Posted: June 17, 2008, from the July 2006 issue of Skin Inc. magazine.
As a spa professional, where do you find your inspiration? Is it through your friends? Family? Networking with other professionals? Appreciating all that is around you? There are days when inspiration is not easily found. I recently had dinner with David Wagner, founder/owner of JUUT Salonspas, and also the founder of The Daymaker Movement. He shared with me a story about a particularly bad morning he once had.
The day of a national television appearance, Wagner rose out of bed, only to find that his hotel shower did not work—as he put it, “not good for a hair guy.” So he washed his hair in the sink and went about his business. On his way out to the television studio, he stopped by the front desk, fully intending to give the desk clerk a piece of his mind. As the woman looked up and Wagner opened his mouth to speak, he stopped himself—after all, this person had nothing to do with the situation. He told her that he was appearing on national television that morning and that it was a big day for him. And his shower didn’t work.

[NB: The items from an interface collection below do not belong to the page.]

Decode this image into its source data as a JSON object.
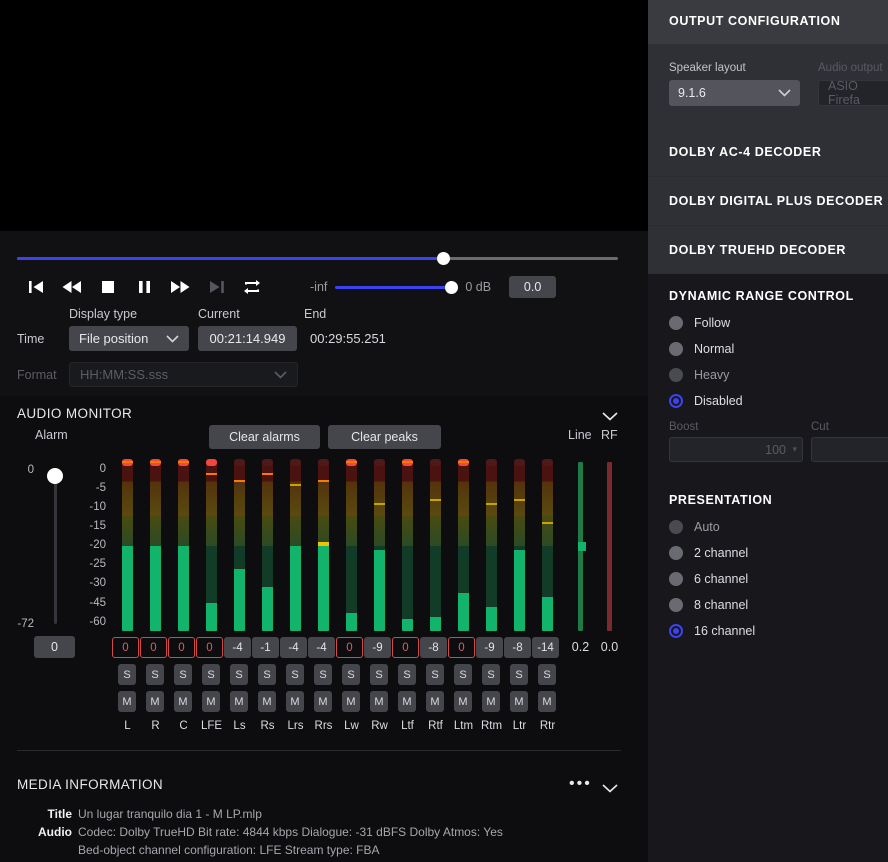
{
  "transport": {
    "buttons": [
      {
        "name": "skip-to-start",
        "icon": "skip-back-icon"
      },
      {
        "name": "rewind",
        "icon": "rewind-icon"
      },
      {
        "name": "stop",
        "icon": "stop-icon"
      },
      {
        "name": "pause",
        "icon": "pause-icon"
      },
      {
        "name": "fast-forward",
        "icon": "fast-forward-icon"
      },
      {
        "name": "skip-to-end",
        "icon": "skip-forward-icon"
      },
      {
        "name": "loop",
        "icon": "loop-icon"
      }
    ],
    "seek_percent": 71,
    "volume_min_label": "-inf",
    "volume_value_label": "0 dB",
    "volume_box_value": "0.0",
    "volume_percent": 90
  },
  "time": {
    "row_label": "Time",
    "display_type_label": "Display type",
    "display_type_value": "File position",
    "current_label": "Current",
    "current_value": "00:21:14.949",
    "end_label": "End",
    "end_value": "00:29:55.251",
    "format_label": "Format",
    "format_value": "HH:MM:SS.sss"
  },
  "audio_monitor": {
    "title": "AUDIO MONITOR",
    "alarm_label": "Alarm",
    "alarm_max": "0",
    "alarm_min": "-72",
    "alarm_value": "0",
    "clear_alarms_label": "Clear alarms",
    "clear_peaks_label": "Clear peaks",
    "line_label": "Line",
    "rf_label": "RF",
    "scale": [
      "0",
      "-5",
      "-10",
      "-15",
      "-20",
      "-25",
      "-30",
      "-45",
      "-60"
    ],
    "solo_label": "S",
    "mute_label": "M",
    "channels": [
      {
        "label": "L",
        "value": "0",
        "clip": true,
        "level_db": -20,
        "peak_db": 0,
        "peak_hold": true
      },
      {
        "label": "R",
        "value": "0",
        "clip": true,
        "level_db": -20,
        "peak_db": 0,
        "peak_hold": true
      },
      {
        "label": "C",
        "value": "0",
        "clip": true,
        "level_db": -20,
        "peak_db": 0,
        "peak_hold": true
      },
      {
        "label": "LFE",
        "value": "0",
        "clip": true,
        "level_db": -44,
        "peak_db": -1,
        "peak_hold": true
      },
      {
        "label": "Ls",
        "value": "-4",
        "clip": false,
        "level_db": -26,
        "peak_db": -3,
        "peak_hold": false
      },
      {
        "label": "Rs",
        "value": "-1",
        "clip": false,
        "level_db": -32,
        "peak_db": -1,
        "peak_hold": false
      },
      {
        "label": "Lrs",
        "value": "-4",
        "clip": false,
        "level_db": -20,
        "peak_db": -4,
        "peak_hold": false
      },
      {
        "label": "Rrs",
        "value": "-4",
        "clip": false,
        "level_db": -19,
        "peak_db": -3,
        "peak_hold": false
      },
      {
        "label": "Lw",
        "value": "0",
        "clip": true,
        "level_db": -52,
        "peak_db": 0,
        "peak_hold": true
      },
      {
        "label": "Rw",
        "value": "-9",
        "clip": false,
        "level_db": -21,
        "peak_db": -9,
        "peak_hold": false
      },
      {
        "label": "Ltf",
        "value": "0",
        "clip": true,
        "level_db": -57,
        "peak_db": 0,
        "peak_hold": true
      },
      {
        "label": "Rtf",
        "value": "-8",
        "clip": false,
        "level_db": -55,
        "peak_db": -8,
        "peak_hold": false
      },
      {
        "label": "Ltm",
        "value": "0",
        "clip": true,
        "level_db": -37,
        "peak_db": 0,
        "peak_hold": true
      },
      {
        "label": "Rtm",
        "value": "-9",
        "clip": false,
        "level_db": -47,
        "peak_db": -9,
        "peak_hold": false
      },
      {
        "label": "Ltr",
        "value": "-8",
        "clip": false,
        "level_db": -21,
        "peak_db": -8,
        "peak_hold": false
      },
      {
        "label": "Rtr",
        "value": "-14",
        "clip": false,
        "level_db": -40,
        "peak_db": -14,
        "peak_hold": false
      }
    ],
    "loudness": [
      {
        "name": "loudness-meter-green",
        "value": "0.2",
        "marker_db": -20,
        "color": "#1f7a45"
      },
      {
        "name": "loudness-meter-red",
        "value": "0.0",
        "marker_db": null,
        "color": "#7a2b2e"
      }
    ]
  },
  "media_information": {
    "title": "MEDIA INFORMATION",
    "rows": [
      {
        "key": "Title",
        "value": "Un lugar tranquilo dia 1 - M LP.mlp"
      },
      {
        "key": "Audio",
        "value": "Codec: Dolby TrueHD     Bit rate: 4844 kbps     Dialogue: -31 dBFS     Dolby Atmos: Yes"
      },
      {
        "key": "",
        "value": "Bed-object channel configuration: LFE     Stream type: FBA"
      }
    ]
  },
  "right_panel": {
    "header": "OUTPUT CONFIGURATION",
    "speaker_layout_label": "Speaker layout",
    "speaker_layout_value": "9.1.6",
    "audio_output_label": "Audio output ",
    "audio_output_value": "ASIO Firefa",
    "decoders": [
      {
        "name": "dolby-ac4-decoder",
        "label": "DOLBY AC-4 DECODER"
      },
      {
        "name": "dolby-digital-plus-decoder",
        "label": "DOLBY DIGITAL PLUS DECODER"
      },
      {
        "name": "dolby-truehd-decoder",
        "label": "DOLBY TRUEHD DECODER"
      }
    ],
    "drc": {
      "title": "DYNAMIC RANGE CONTROL",
      "options": [
        {
          "label": "Follow",
          "selected": false,
          "dim": false
        },
        {
          "label": "Normal",
          "selected": false,
          "dim": false
        },
        {
          "label": "Heavy",
          "selected": false,
          "dim": true
        },
        {
          "label": "Disabled",
          "selected": true,
          "dim": false
        }
      ],
      "boost_label": "Boost",
      "boost_value": "100",
      "cut_label": "Cut",
      "cut_value": ""
    },
    "presentation": {
      "title": "PRESENTATION",
      "options": [
        {
          "label": "Auto",
          "selected": false,
          "dim": true
        },
        {
          "label": "2 channel",
          "selected": false,
          "dim": false
        },
        {
          "label": "6 channel",
          "selected": false,
          "dim": false
        },
        {
          "label": "8 channel",
          "selected": false,
          "dim": false
        },
        {
          "label": "16 channel",
          "selected": true,
          "dim": false
        }
      ]
    }
  },
  "colors": {
    "accent": "#3b43f0",
    "clip_red": "#d4484a",
    "meter_green": "#12b36a",
    "meter_yellow": "#f2c200",
    "meter_orange": "#f57c00",
    "meter_peak": "#f4413f"
  }
}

Wagner told the clerk that he wanted to thank her for the experience he had had that morning because having to wash his hair in the sink had brought back fond memories of his mother and how she used to wash his hair in the same manner. Of course, he did add that he would like the shower to be repaired by that evening. Not surprisingly, the woman at the desk was amazed. Wagner had made her day with a random act of kindness. Think about that for a while. Don’t you have days when you wish you could take your words back, but it’s simply too late?
In her presentation “The Spa Experience: Trends in Personalized Wellness in a Global Marketplace,” Bonnie Baker, group spa trainer for the Mandarin Oriental Hotel Group, encouraged America’s Expo for Skin Care & Spa ® attendees to look for “blissors”—things that make you happy and feel good. As a spa professional, it is your job to find ways to increase bliss in your clients’ lives. However, as a nurturer who also needs nurturing, it is important to achieve bliss in your own life, as well. Once again, inspiration comes into play. What are your blissors, and how can you relate them back to your clients’ experience in the treatment room?

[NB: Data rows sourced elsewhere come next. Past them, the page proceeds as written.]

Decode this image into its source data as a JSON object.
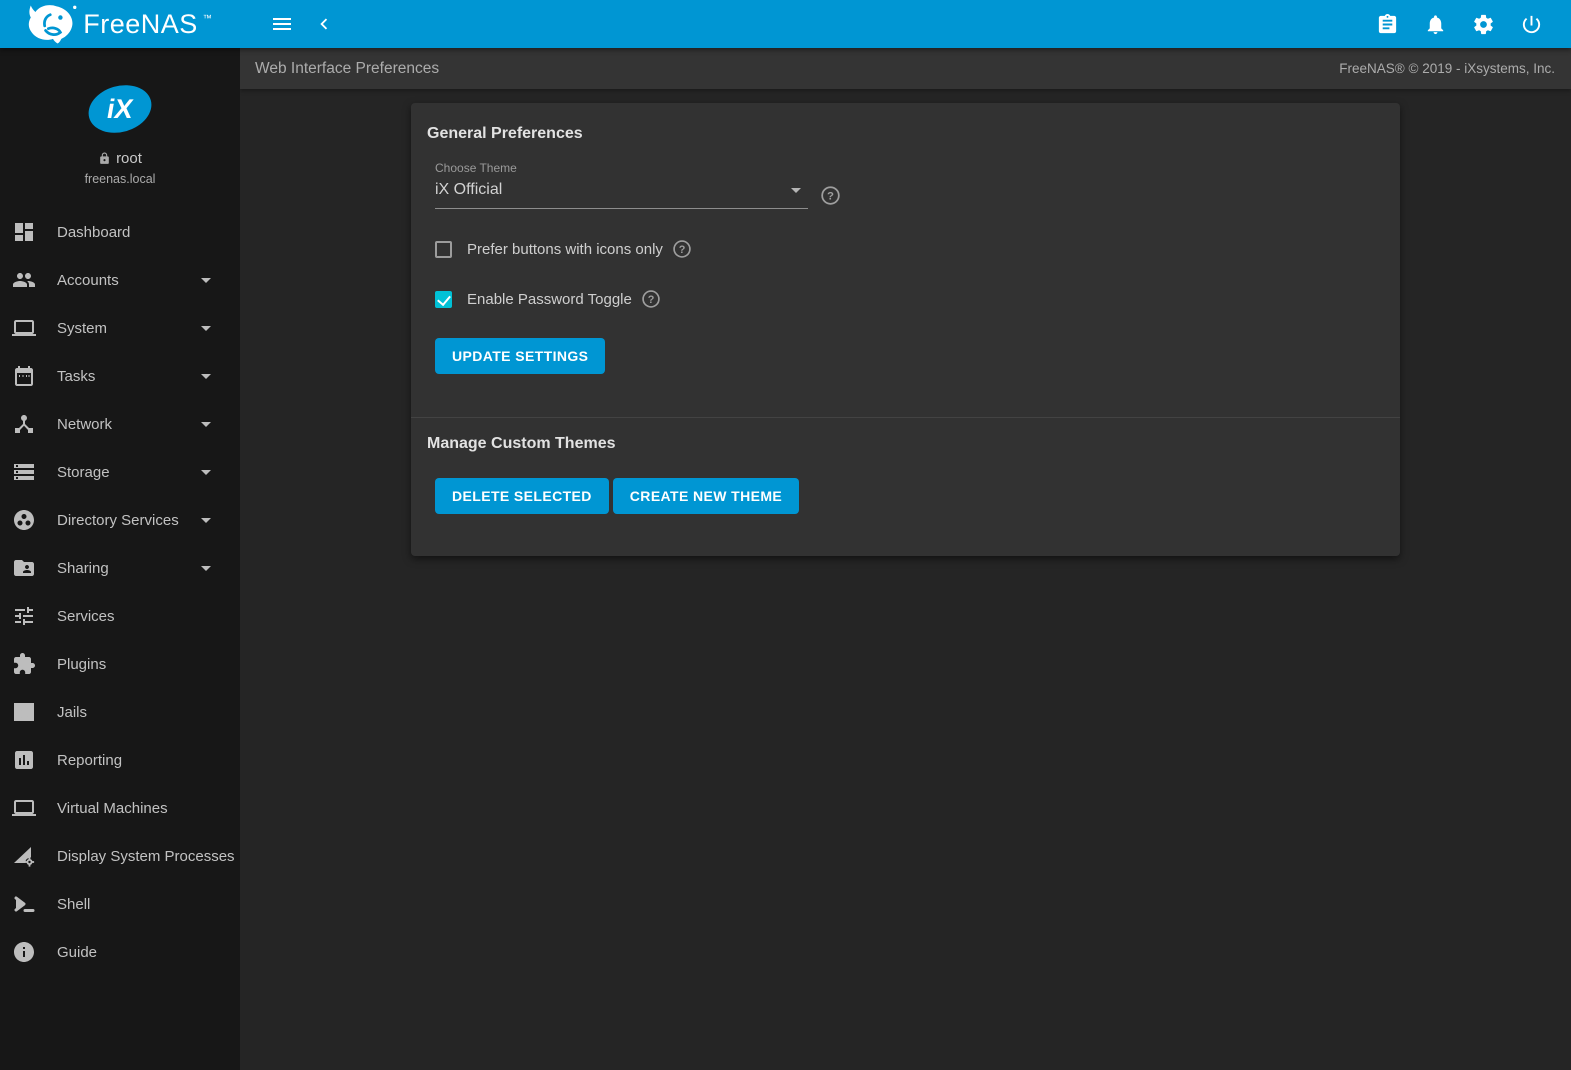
{
  "topbar": {
    "logo_text": "FreeNAS",
    "logo_tm": "™",
    "icons": [
      "menu-icon",
      "back-icon",
      "tasks-manager-icon",
      "notifications-icon",
      "settings-icon",
      "power-icon"
    ]
  },
  "sidebar": {
    "user": {
      "name": "root",
      "host": "freenas.local"
    },
    "items": [
      {
        "label": "Dashboard",
        "icon": "dashboard-icon",
        "expandable": false
      },
      {
        "label": "Accounts",
        "icon": "accounts-icon",
        "expandable": true
      },
      {
        "label": "System",
        "icon": "system-icon",
        "expandable": true
      },
      {
        "label": "Tasks",
        "icon": "tasks-icon",
        "expandable": true
      },
      {
        "label": "Network",
        "icon": "network-icon",
        "expandable": true
      },
      {
        "label": "Storage",
        "icon": "storage-icon",
        "expandable": true
      },
      {
        "label": "Directory Services",
        "icon": "directory-services-icon",
        "expandable": true
      },
      {
        "label": "Sharing",
        "icon": "sharing-icon",
        "expandable": true
      },
      {
        "label": "Services",
        "icon": "services-icon",
        "expandable": false
      },
      {
        "label": "Plugins",
        "icon": "plugins-icon",
        "expandable": false
      },
      {
        "label": "Jails",
        "icon": "jails-icon",
        "expandable": false
      },
      {
        "label": "Reporting",
        "icon": "reporting-icon",
        "expandable": false
      },
      {
        "label": "Virtual Machines",
        "icon": "virtual-machines-icon",
        "expandable": false
      },
      {
        "label": "Display System Processes",
        "icon": "processes-icon",
        "expandable": false
      },
      {
        "label": "Shell",
        "icon": "shell-icon",
        "expandable": false
      },
      {
        "label": "Guide",
        "icon": "guide-icon",
        "expandable": false
      }
    ]
  },
  "header": {
    "title": "Web Interface Preferences",
    "copyright": "FreeNAS® © 2019 - iXsystems, Inc."
  },
  "preferences": {
    "section_title": "General Preferences",
    "theme_label": "Choose Theme",
    "theme_value": "iX Official",
    "checkboxes": [
      {
        "label": "Prefer buttons with icons only",
        "checked": false
      },
      {
        "label": "Enable Password Toggle",
        "checked": true
      }
    ],
    "update_button": "UPDATE SETTINGS"
  },
  "themes_section": {
    "title": "Manage Custom Themes",
    "delete_button": "DELETE SELECTED",
    "create_button": "CREATE NEW THEME"
  },
  "colors": {
    "accent_blue": "#0096d3",
    "checkbox_checked": "#00c1d6",
    "sidebar_bg": "#171717",
    "content_bg": "#252525",
    "card_bg": "#323232"
  }
}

On www.daymakermovement.com, Wagner’s Web site, he offers the following suggestions on how to become a Daymaker at work.
- Volunteer to pick up lunch for someone who you know is swamped.
- Offer to pick up others on a snowy day if you have an SUV.
- Pass the bouquet. Give flowers to someone special, and have the person pass them on to someone else the following day. It’s a week of Daymaking with one bouquet.
- Have everyone bring in their high school graduation pictures to post on the bulletin board.
- Write a thank-you note to the boss. It’s lonely at the top, and everyone needs to know that they’re appreciated for their efforts.
- Acknowledge promotions; send a card to the employee’s home.
- Offer to drive someone home who could use a ride.
- Pool your money together and buy someone a spa gift certificate as a thank-you.
- Bring in a massage therapist to do chair massages.
- Post an employee’s baby picture, and encourage everyone to guess who it is.
- Ask everyone in the room at monthly meetings to say something nice about team members who have a birthday that month.